**Task requirements**
Copy out the whole listing exactly as given. Skip the pictures.

**Dataset extract**

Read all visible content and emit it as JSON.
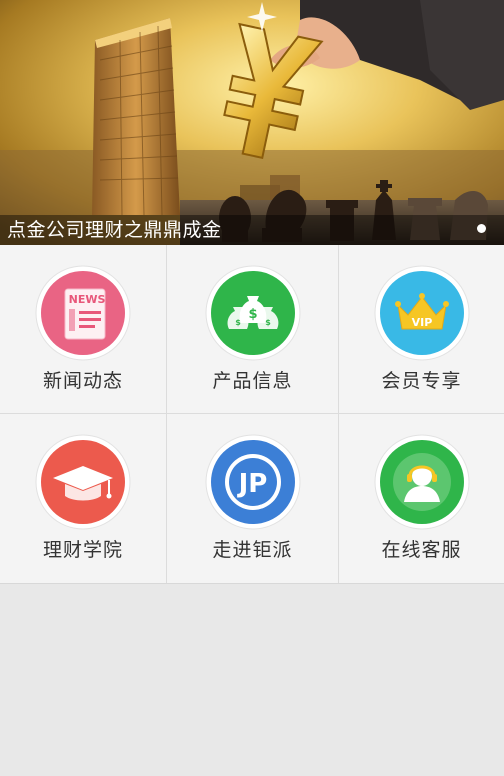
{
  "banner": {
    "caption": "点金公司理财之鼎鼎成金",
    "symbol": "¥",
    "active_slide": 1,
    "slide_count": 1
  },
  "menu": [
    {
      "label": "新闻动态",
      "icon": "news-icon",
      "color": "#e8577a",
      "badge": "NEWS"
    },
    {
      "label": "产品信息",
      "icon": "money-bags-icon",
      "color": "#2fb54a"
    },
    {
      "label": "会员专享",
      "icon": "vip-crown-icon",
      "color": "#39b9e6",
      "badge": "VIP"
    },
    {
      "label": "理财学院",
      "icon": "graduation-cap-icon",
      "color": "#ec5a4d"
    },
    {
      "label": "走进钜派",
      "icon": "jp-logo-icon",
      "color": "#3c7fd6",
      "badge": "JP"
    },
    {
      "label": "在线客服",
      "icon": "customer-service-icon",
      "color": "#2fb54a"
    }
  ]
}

**Exercise solution**
Read all visible content and emit it as JSON.
{
  "banner": {
    "caption": "点金公司理财之鼎鼎成金",
    "symbol": "¥",
    "active_slide": 1,
    "slide_count": 1
  },
  "menu": [
    {
      "label": "新闻动态",
      "icon": "news-icon",
      "color": "#e8577a",
      "badge": "NEWS"
    },
    {
      "label": "产品信息",
      "icon": "money-bags-icon",
      "color": "#2fb54a"
    },
    {
      "label": "会员专享",
      "icon": "vip-crown-icon",
      "color": "#39b9e6",
      "badge": "VIP"
    },
    {
      "label": "理财学院",
      "icon": "graduation-cap-icon",
      "color": "#ec5a4d"
    },
    {
      "label": "走进钜派",
      "icon": "jp-logo-icon",
      "color": "#3c7fd6",
      "badge": "JP"
    },
    {
      "label": "在线客服",
      "icon": "customer-service-icon",
      "color": "#2fb54a"
    }
  ]
}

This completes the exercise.